==== Data listing ====

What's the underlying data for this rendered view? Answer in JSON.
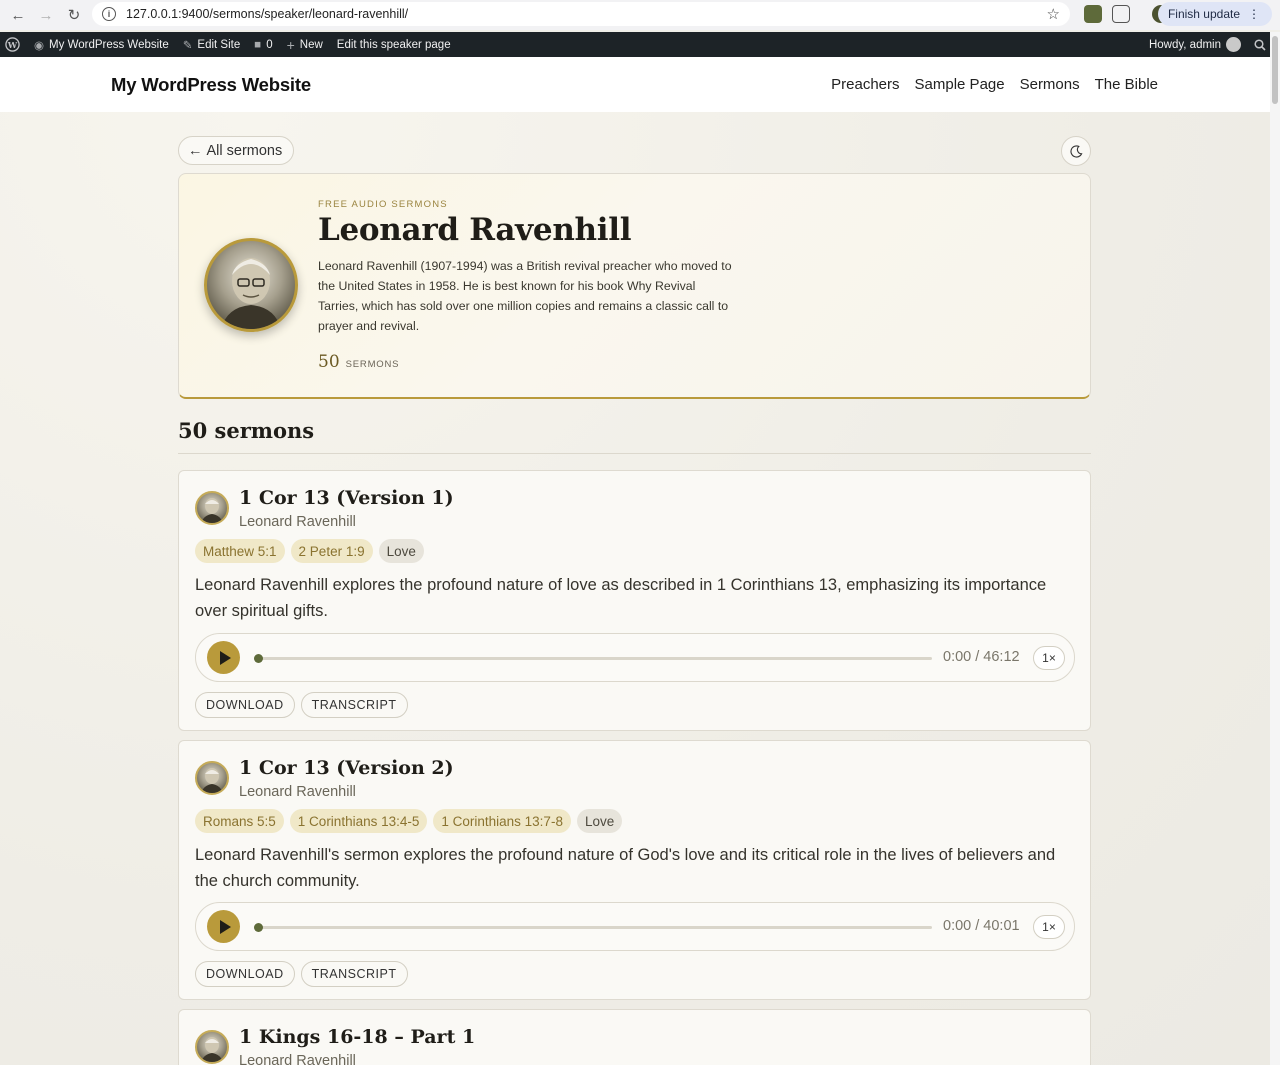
{
  "browser": {
    "url": "127.0.0.1:9400/sermons/speaker/leonard-ravenhill/",
    "finish_update": "Finish update"
  },
  "admin_bar": {
    "site_name": "My WordPress Website",
    "edit_site": "Edit Site",
    "comments_count": "0",
    "new_label": "New",
    "edit_page": "Edit this speaker page",
    "howdy": "Howdy, admin"
  },
  "site": {
    "title": "My WordPress Website",
    "nav": [
      "Preachers",
      "Sample Page",
      "Sermons",
      "The Bible"
    ]
  },
  "page": {
    "back_label": "All sermons",
    "hero": {
      "eyebrow": "FREE AUDIO SERMONS",
      "name": "Leonard Ravenhill",
      "bio": "Leonard Ravenhill (1907-1994) was a British revival preacher who moved to the United States in 1958. He is best known for his book Why Revival Tarries, which has sold over one million copies and remains a classic call to prayer and revival.",
      "count": "50",
      "count_label": "SERMONS"
    },
    "list_heading": "50 sermons",
    "sermons": [
      {
        "title": "1 Cor 13 (Version 1)",
        "speaker": "Leonard Ravenhill",
        "scripture_tags": [
          "Matthew 5:1",
          "2 Peter 1:9"
        ],
        "topic_tags": [
          "Love"
        ],
        "description": "Leonard Ravenhill explores the profound nature of love as described in 1 Corinthians 13, emphasizing its importance over spiritual gifts.",
        "time": "0:00 / 46:12",
        "speed": "1×",
        "download": "DOWNLOAD",
        "transcript": "TRANSCRIPT"
      },
      {
        "title": "1 Cor 13 (Version 2)",
        "speaker": "Leonard Ravenhill",
        "scripture_tags": [
          "Romans 5:5",
          "1 Corinthians 13:4-5",
          "1 Corinthians 13:7-8"
        ],
        "topic_tags": [
          "Love"
        ],
        "description": "Leonard Ravenhill's sermon explores the profound nature of God's love and its critical role in the lives of believers and the church community.",
        "time": "0:00 / 40:01",
        "speed": "1×",
        "download": "DOWNLOAD",
        "transcript": "TRANSCRIPT"
      },
      {
        "title": "1 Kings 16-18 – Part 1",
        "speaker": "Leonard Ravenhill"
      }
    ]
  }
}
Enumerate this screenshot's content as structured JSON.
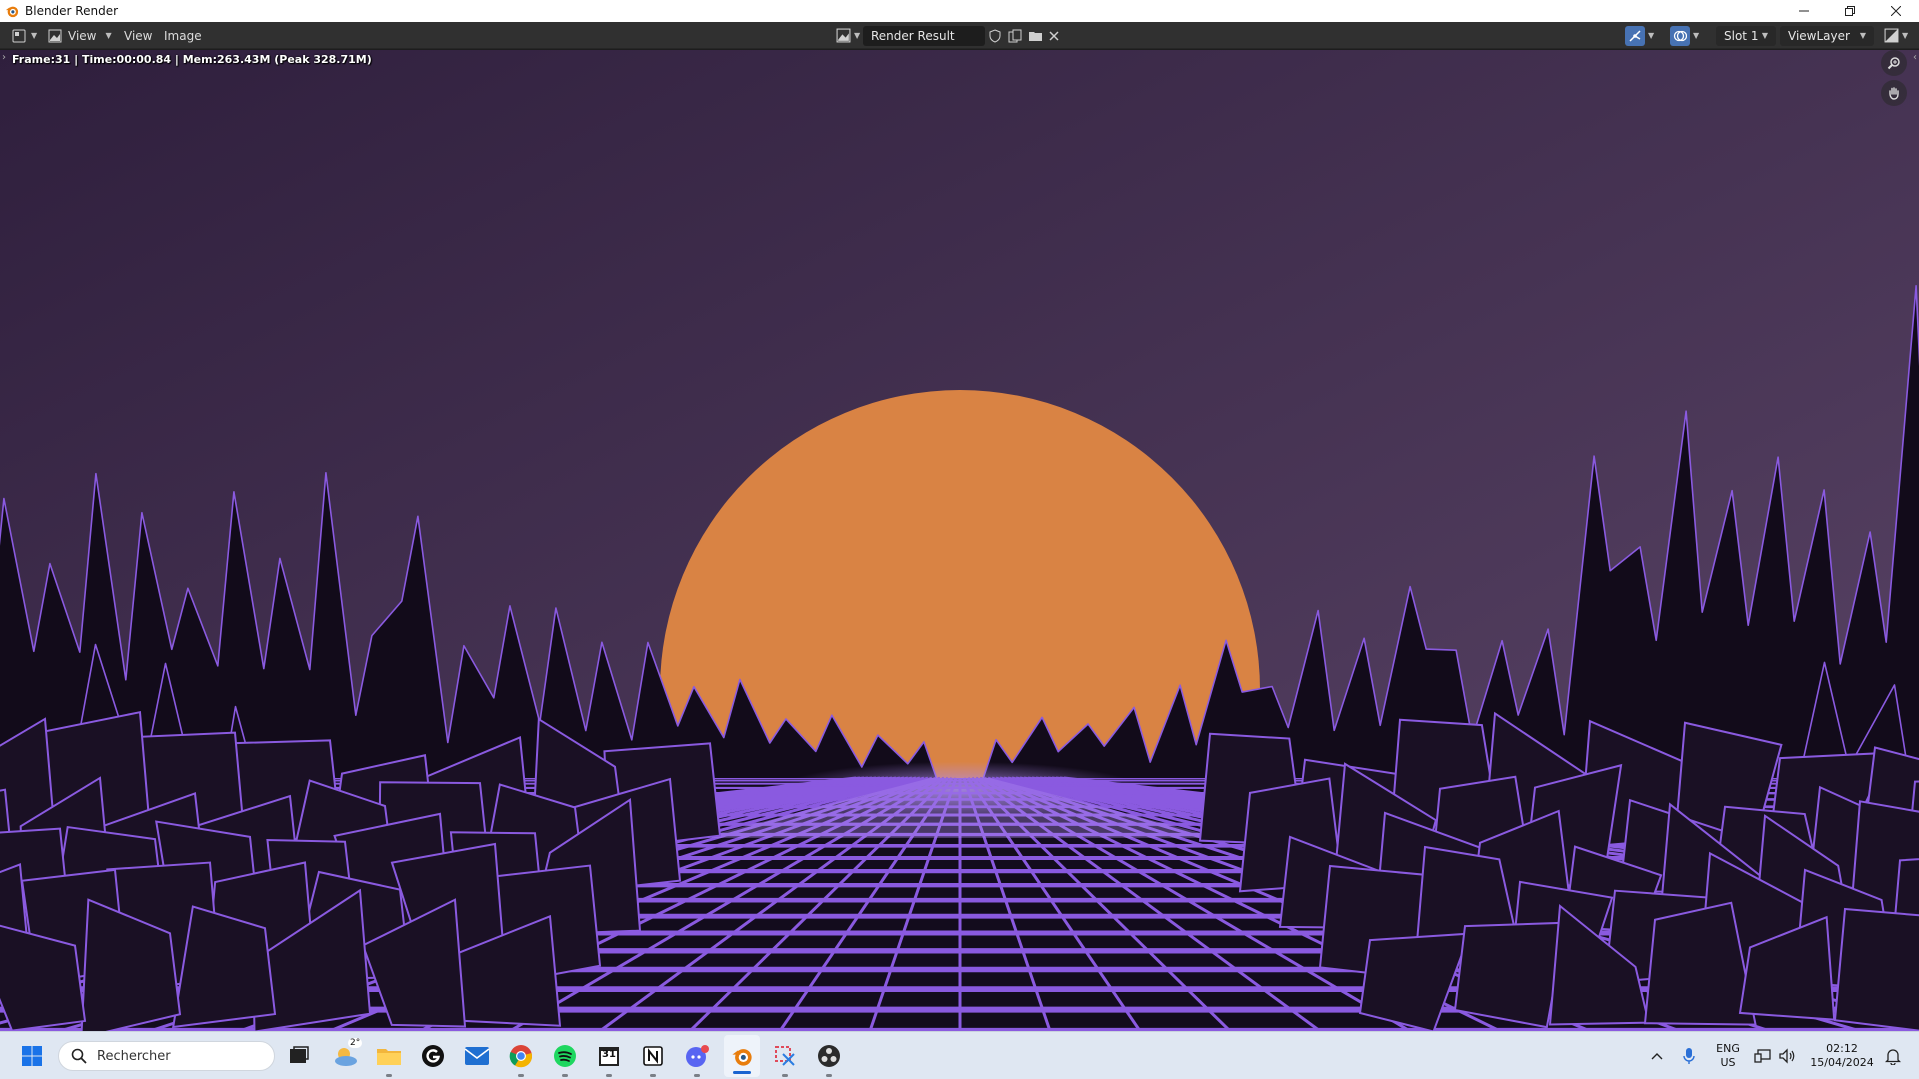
{
  "window": {
    "title": "Blender Render",
    "controls": [
      "minimize",
      "restore",
      "close"
    ]
  },
  "header": {
    "menus": [
      "View",
      "View",
      "Image"
    ],
    "image_name": "Render Result",
    "slot": "Slot 1",
    "view_layer": "ViewLayer"
  },
  "render": {
    "stats": "Frame:31 | Time:00:00.84 | Mem:263.43M (Peak 328.71M)",
    "scene": "synthwave landscape: orange sun above a purple wireframe grid road between low-poly mountains",
    "colors": {
      "sky_top": "#2f1f3d",
      "sky_bottom": "#5c4668",
      "sun": "#d98344",
      "wire": "#8a5ae0",
      "mountain": "#120b1a",
      "road_glow": "#b08cf0"
    }
  },
  "taskbar": {
    "search_placeholder": "Rechercher",
    "weather_badge": "2°",
    "calendar_day": "31",
    "apps": [
      "start",
      "task-view",
      "widgets",
      "file-explorer",
      "g-app",
      "mail",
      "chrome",
      "spotify",
      "calendar",
      "notion",
      "discord",
      "blender",
      "snipping-tool",
      "obs"
    ],
    "language_line1": "ENG",
    "language_line2": "US",
    "time": "02:12",
    "date": "15/04/2024",
    "colors": {
      "accent": "#1a64d0"
    }
  }
}
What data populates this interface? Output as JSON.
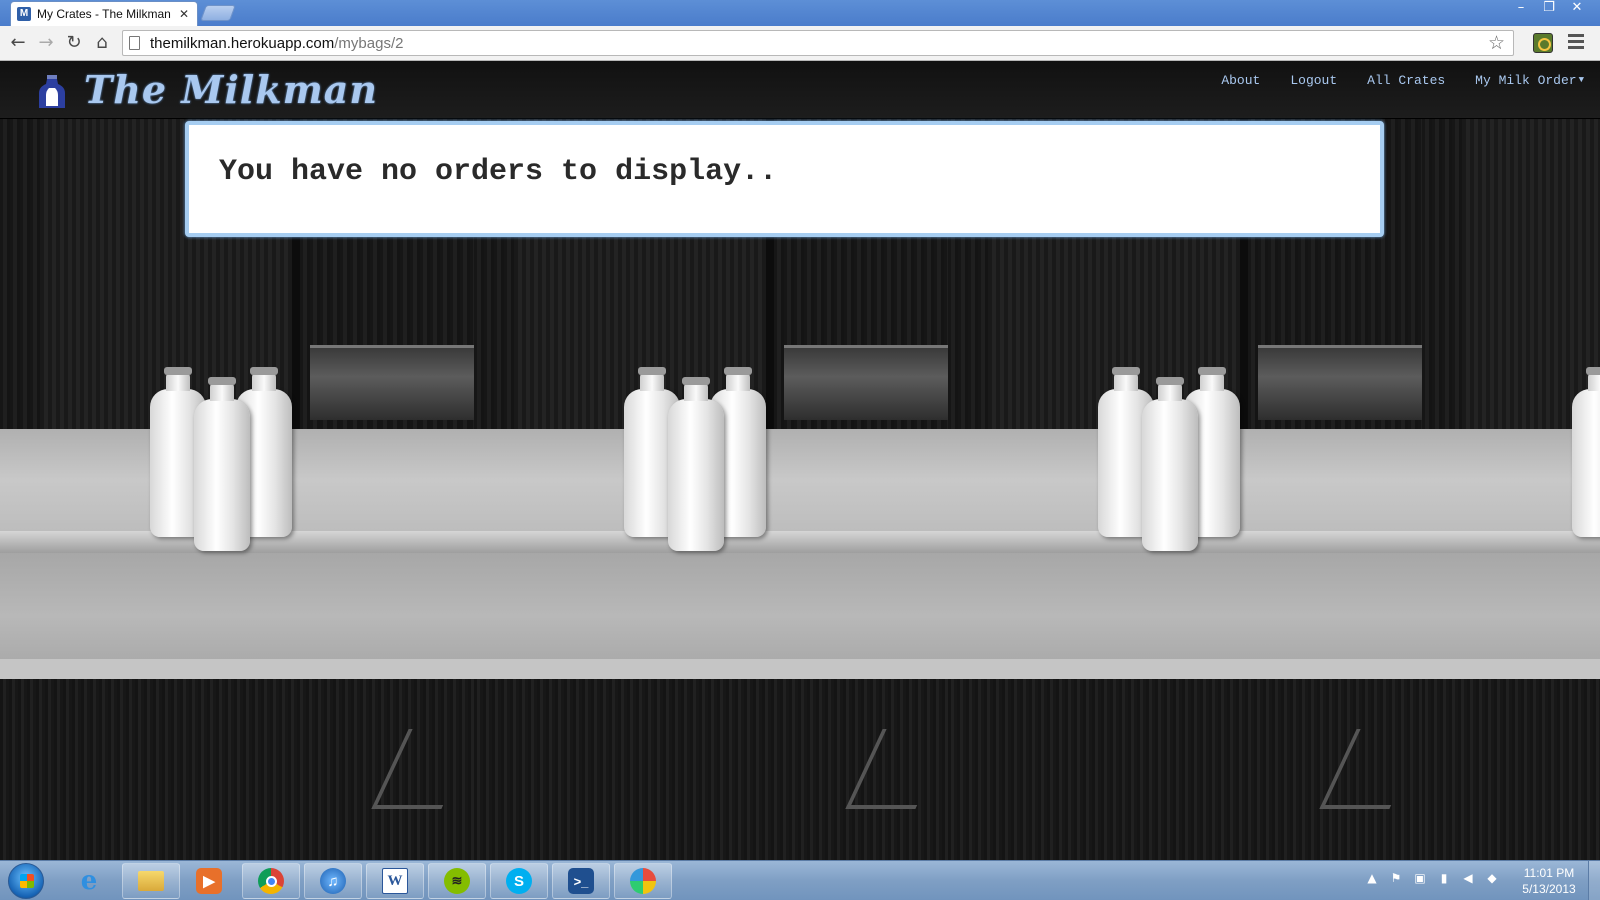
{
  "browser": {
    "tab_title": "My Crates - The Milkman",
    "tab_close": "✕",
    "url_host": "themilkman.herokuapp.com",
    "url_path": "/mybags/2",
    "window_controls": [
      "–",
      "❐",
      "✕"
    ],
    "nav_icons": [
      "back-arrow-icon",
      "forward-arrow-icon",
      "reload-icon",
      "home-icon"
    ]
  },
  "site": {
    "logo_text": "The Milkman",
    "nav": [
      {
        "label": "About"
      },
      {
        "label": "Logout"
      },
      {
        "label": "All Crates"
      },
      {
        "label": "My Milk Order"
      }
    ],
    "notice": "You have no orders to display.."
  },
  "taskbar": {
    "apps": [
      "internet-explorer",
      "file-explorer",
      "media-player",
      "chrome",
      "itunes",
      "word",
      "spotify",
      "skype",
      "powershell",
      "paint"
    ],
    "clock_time": "11:01 PM",
    "clock_date": "5/13/2013"
  },
  "colors": {
    "accent": "#a9c8ef",
    "navbar": "#151515",
    "notice_border": "#a6cdf1",
    "taskbar": "#7f9fc4"
  }
}
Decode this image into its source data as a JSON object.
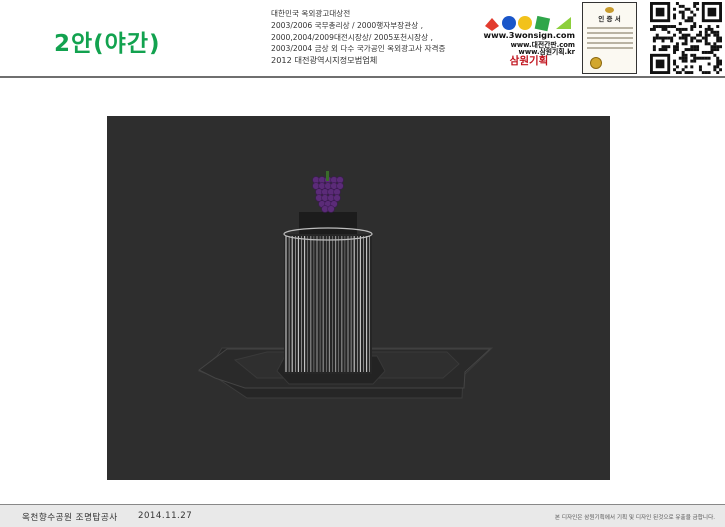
{
  "header": {
    "title": "2안(야간)",
    "awards": [
      "대한민국 옥외광고대상전",
      "2003/2006 국무총리상 / 2000행자부장관상 ,",
      "2000,2004/2009대전시장상/ 2005포천시장상 ,",
      "2003/2004 금상 외 다수  국가공인 옥외광고사 자격증",
      "2012 대전광역시지정모범업체"
    ],
    "brand": {
      "url_1": "www.3wonsign.com",
      "url_2": "www.대전간판.com",
      "url_3": "www.삼원기획.kr",
      "name": "삼원기획",
      "gem_colors": [
        "#e23b2e",
        "#1a56c9",
        "#f2c21b",
        "#2fa64a",
        "#8ccf3c"
      ]
    },
    "certificate": {
      "title": "인 증 서"
    },
    "qr_icon": "qr-code-icon"
  },
  "render": {
    "description_icon": "fountain-night-render",
    "background_color": "#2e2e2e",
    "light_color": "#e8e8e8",
    "grape_color": "#5b2b78"
  },
  "footer": {
    "project": "옥천향수공원 조명탑공사",
    "date": "2014.11.27",
    "notice": "본 디자인은 삼원기획에서 기획 및 디자인 된것으로 유출을 금합니다."
  }
}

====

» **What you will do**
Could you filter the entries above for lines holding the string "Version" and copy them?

» **Written answer**
        "title": "1 Cor 13 (Version 1)",
        "title": "1 Cor 13 (Version 2)",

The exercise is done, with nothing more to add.